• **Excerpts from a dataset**
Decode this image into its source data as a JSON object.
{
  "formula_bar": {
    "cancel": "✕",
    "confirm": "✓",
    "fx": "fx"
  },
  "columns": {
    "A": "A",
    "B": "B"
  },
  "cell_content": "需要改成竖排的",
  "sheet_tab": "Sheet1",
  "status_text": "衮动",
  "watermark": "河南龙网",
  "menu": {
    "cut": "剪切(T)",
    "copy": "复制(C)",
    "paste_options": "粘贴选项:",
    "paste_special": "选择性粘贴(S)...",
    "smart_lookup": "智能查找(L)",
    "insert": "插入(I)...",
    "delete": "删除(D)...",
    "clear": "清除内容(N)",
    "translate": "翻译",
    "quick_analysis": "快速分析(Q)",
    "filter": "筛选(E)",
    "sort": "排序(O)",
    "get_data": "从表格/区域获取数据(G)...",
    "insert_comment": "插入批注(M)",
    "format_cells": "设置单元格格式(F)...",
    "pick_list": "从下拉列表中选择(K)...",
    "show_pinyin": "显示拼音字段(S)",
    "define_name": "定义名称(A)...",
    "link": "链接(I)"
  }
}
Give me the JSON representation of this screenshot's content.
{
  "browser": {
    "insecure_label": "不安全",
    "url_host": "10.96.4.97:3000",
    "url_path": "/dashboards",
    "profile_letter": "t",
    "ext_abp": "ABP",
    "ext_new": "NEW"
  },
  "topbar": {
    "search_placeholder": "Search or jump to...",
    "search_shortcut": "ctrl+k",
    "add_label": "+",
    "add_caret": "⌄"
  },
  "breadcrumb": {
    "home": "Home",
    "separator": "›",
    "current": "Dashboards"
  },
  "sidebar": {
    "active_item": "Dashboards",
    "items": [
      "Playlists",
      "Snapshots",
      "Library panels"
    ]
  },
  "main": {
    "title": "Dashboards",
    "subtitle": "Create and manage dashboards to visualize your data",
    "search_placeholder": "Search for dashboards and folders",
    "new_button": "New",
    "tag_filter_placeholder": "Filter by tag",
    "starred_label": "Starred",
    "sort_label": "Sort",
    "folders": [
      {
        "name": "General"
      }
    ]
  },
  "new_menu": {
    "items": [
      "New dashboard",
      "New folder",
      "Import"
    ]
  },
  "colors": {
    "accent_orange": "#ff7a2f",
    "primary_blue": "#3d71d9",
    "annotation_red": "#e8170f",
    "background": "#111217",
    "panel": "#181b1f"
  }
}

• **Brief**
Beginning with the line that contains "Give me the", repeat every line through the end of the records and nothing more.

• **Solution to the problem**
Give me the JSON representation of this screenshot's content.
{
  "browser": {
    "insecure_label": "不安全",
    "url_host": "10.96.4.97:3000",
    "url_path": "/dashboards",
    "profile_letter": "t",
    "ext_abp": "ABP",
    "ext_new": "NEW"
  },
  "topbar": {
    "search_placeholder": "Search or jump to...",
    "search_shortcut": "ctrl+k",
    "add_label": "+",
    "add_caret": "⌄"
  },
  "breadcrumb": {
    "home": "Home",
    "separator": "›",
    "current": "Dashboards"
  },
  "sidebar": {
    "active_item": "Dashboards",
    "items": [
      "Playlists",
      "Snapshots",
      "Library panels"
    ]
  },
  "main": {
    "title": "Dashboards",
    "subtitle": "Create and manage dashboards to visualize your data",
    "search_placeholder": "Search for dashboards and folders",
    "new_button": "New",
    "tag_filter_placeholder": "Filter by tag",
    "starred_label": "Starred",
    "sort_label": "Sort",
    "folders": [
      {
        "name": "General"
      }
    ]
  },
  "new_menu": {
    "items": [
      "New dashboard",
      "New folder",
      "Import"
    ]
  },
  "colors": {
    "accent_orange": "#ff7a2f",
    "primary_blue": "#3d71d9",
    "annotation_red": "#e8170f",
    "background": "#111217",
    "panel": "#181b1f"
  }
}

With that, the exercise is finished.